GREENE: Now, social welfare organizations can claim tax exemptions, political groups are treated differently.
Lanny J. Davis, a former special counsel for President Clinton, is a man who knows something about managing a White House crisis.
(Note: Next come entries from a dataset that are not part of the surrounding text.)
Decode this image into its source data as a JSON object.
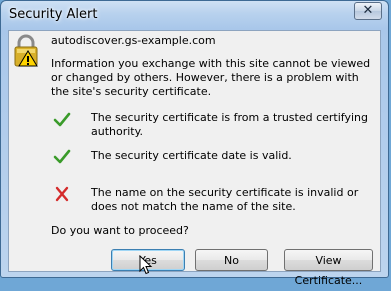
{
  "window": {
    "title": "Security Alert",
    "close_label": "✕"
  },
  "alert": {
    "site": "autodiscover.gs-example.com",
    "info": "Information you exchange with this site cannot be viewed or changed by others. However, there is a problem with the site's security certificate."
  },
  "checks": [
    {
      "status": "ok",
      "icon": "checkmark-icon",
      "text": "The security certificate is from a trusted certifying authority."
    },
    {
      "status": "ok",
      "icon": "checkmark-icon",
      "text": "The security certificate date is valid."
    },
    {
      "status": "error",
      "icon": "red-x-icon",
      "text": "The name on the security certificate is invalid or does not match the name of the site."
    }
  ],
  "question": "Do you want to proceed?",
  "buttons": {
    "yes": "Yes",
    "no": "No",
    "view": "View Certificate..."
  },
  "colors": {
    "ok": "#3a9b2a",
    "error": "#d42b2b",
    "title_bg": "#b9d2ee",
    "client_bg": "#f0f0f0"
  }
}
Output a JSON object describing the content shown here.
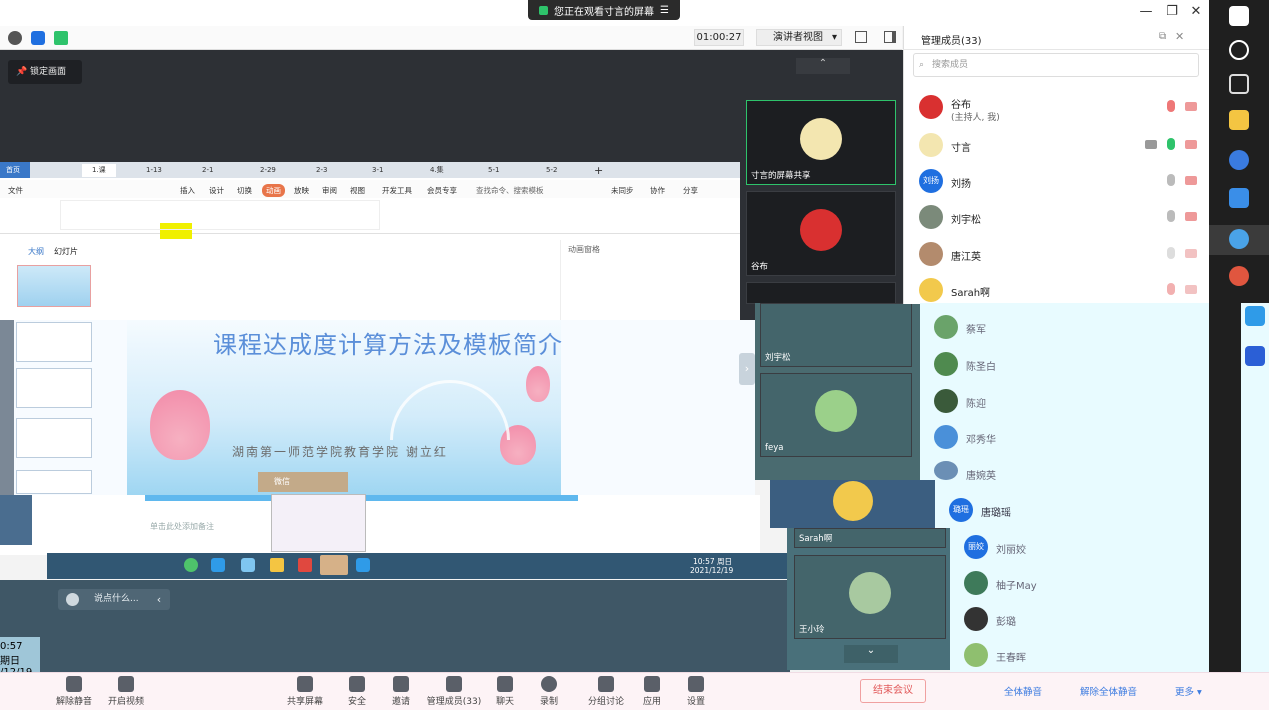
{
  "title_bar": {
    "share_banner": "您正在观看寸言的屏幕",
    "minimize": "—",
    "restore": "❐",
    "close": "✕"
  },
  "toolbar": {
    "timer": "01:00:27",
    "view_mode": "演讲者视图",
    "lock_screen": "锁定画面"
  },
  "members_panel": {
    "title": "管理成员(33)",
    "search_placeholder": "搜索成员",
    "members": [
      {
        "name": "谷布",
        "sub": "(主持人, 我)",
        "avatar_color": "#d93030"
      },
      {
        "name": "寸言",
        "sub": "",
        "avatar_color": "#f3e6b0"
      },
      {
        "name": "刘扬",
        "sub": "",
        "avatar_color": "#1f6fe0"
      },
      {
        "name": "刘宇松",
        "sub": "",
        "avatar_color": "#7b8a7a"
      },
      {
        "name": "唐江英",
        "sub": "",
        "avatar_color": "#b38b6d"
      },
      {
        "name": "Sarah啊",
        "sub": "",
        "avatar_color": "#f2c94c"
      }
    ],
    "members_more": [
      {
        "name": "蔡军",
        "avatar_color": "#6aa36a"
      },
      {
        "name": "陈圣白",
        "avatar_color": "#4f8a4f"
      },
      {
        "name": "陈迎",
        "avatar_color": "#3a5a3a"
      },
      {
        "name": "邓秀华",
        "avatar_color": "#4a90d9"
      },
      {
        "name": "唐婉英",
        "avatar_color": "#6b8fb5"
      }
    ],
    "avatar_text_liuyang": "刘扬",
    "highlighted_member": {
      "name": "唐璐瑶",
      "avatar_text": "璐瑶",
      "avatar_color": "#1f6fe0"
    },
    "members_tail": [
      {
        "name": "刘丽姣",
        "avatar_text": "丽姣",
        "avatar_color": "#1f6fe0"
      },
      {
        "name": "柚子May",
        "avatar_color": "#3e7a5a"
      },
      {
        "name": "彭璐",
        "avatar_color": "#333"
      },
      {
        "name": "王春晖",
        "avatar_color": "#8fbf6f"
      }
    ]
  },
  "video_tiles": [
    {
      "label": "寸言的屏幕共享"
    },
    {
      "label": "谷布"
    },
    {
      "label": "刘宇松"
    },
    {
      "label": "feya"
    },
    {
      "label": "Sarah啊"
    },
    {
      "label": "王小玲"
    }
  ],
  "ppt": {
    "tabs": [
      "首页",
      "1.课",
      "1-13",
      "2-1",
      "2-29",
      "2-3",
      "3-1",
      "4.集",
      "5-1",
      "5-2"
    ],
    "menu": [
      "文件",
      "插入",
      "设计",
      "切换",
      "动画",
      "放映",
      "审阅",
      "视图",
      "开发工具",
      "会员专享",
      "查找命令、搜索模板",
      "未同步",
      "协作",
      "分享"
    ],
    "slide_title": "课程达成度计算方法及模板简介",
    "slide_subtitle": "湖南第一师范学院教育学院 谢立红",
    "outline_tabs": [
      "大纲",
      "幻灯片"
    ],
    "animation_pane": "动画窗格",
    "notes_hint": "单击此处添加备注"
  },
  "chat": {
    "input_placeholder": "说点什么..."
  },
  "inner_clock": {
    "time": "10:57 周日",
    "date": "2021/12/19"
  },
  "left_clock": {
    "time": "0:57",
    "day": "期日",
    "date": "/12/19"
  },
  "bottom_bar": {
    "unmute": "解除静音",
    "video": "开启视频",
    "share": "共享屏幕",
    "security": "安全",
    "invite": "邀请",
    "manage": "管理成员(33)",
    "chat": "聊天",
    "record": "录制",
    "breakout": "分组讨论",
    "apps": "应用",
    "settings": "设置",
    "end": "结束会议",
    "mute_all": "全体静音",
    "unmute_all": "解除全体静音",
    "more": "更多 ▾"
  }
}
And he isn't exactly impressed by how President Obama's aides have handled the fallout from numerous crises, from Solyndra to Benghazi and now with the Internal Revenue Service controversy.
Americans appear to be split over the Obama administration's handling of the aftermath from the Sept. 11, 2012, attack on the U.S. diplomatic post in Benghazi, Libya, that killed Ambassador Chris Stevens and three others, according to a new poll by the Pew Research Center for the People & the Press.
A bill making its way through the Louisiana Legislature would let Cajun citizens celebrate their ancestry by customizing their driver's license, adding the phrase "I'm a Cajun" below their photograph.
It would cost $5 to add the message; the money would go toward "scholarships distributed by the Council for the Development of French in Louisiana, a program promoting French language and culture in the state," reports NOLA.com.